Moody’s said hindered sales activity and dampened prices would mean lower market sales receipts than had been forecast. It said that unsold market sale units would result in a rise in impairments, and potentially
lower surpluses in fiscal 2021.
While HAs with a large stock of unsold properties could mitigate the impact of impairments by changing the tenure to rented homes, or undertaking a bulk sale, either of these approaches “would generate lower-than-expected cash flows”, it noted.
Moody’s said that rated HAs have sufficient liquidity at present to cover a median of 1.52x their forecast spending needs over the next two years. It cited “strong internal governance and treasury management policies”, as well as previous efforts by the majority of rated HAs to secure funding and credit lines ahead of Brexit.
A new government scheme, the ‘Covid Corporate Financing Facility’ (CCFF), would also further strengthen the liquidity positions of HAs that qualify, it said, adding that “so far, some HAs have qualified for CCFF”.
The update from Moody’s comes after Fitch last week moved four HAs to a negative outlook following its decision to downgrade the UK sovereign rating.
A2Dominion, Great Places, Hyde and L&Q all saw their outlook move downwards on 1 April, but remained on A+ ratings.
However, in a fuller update later the same day, Fitch said it does not expect any immediate negative rating actions due to the near-term impact of the coronavirus outbreak on most of the sectors it covers, including public transport, healthcare/NHS, higher education, social housing and local authorities.

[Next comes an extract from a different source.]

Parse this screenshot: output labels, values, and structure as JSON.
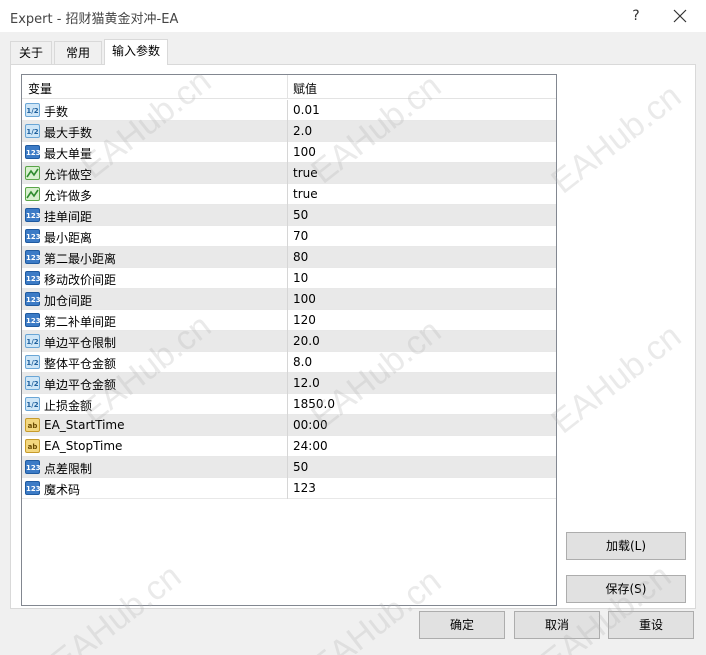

Standard & Poor’s has said it will be taking a case-by-case approach to HAs and the potential impact of coronavirus, considering factors such as the location of properties, type of tenant base and exposure to sales or care activities.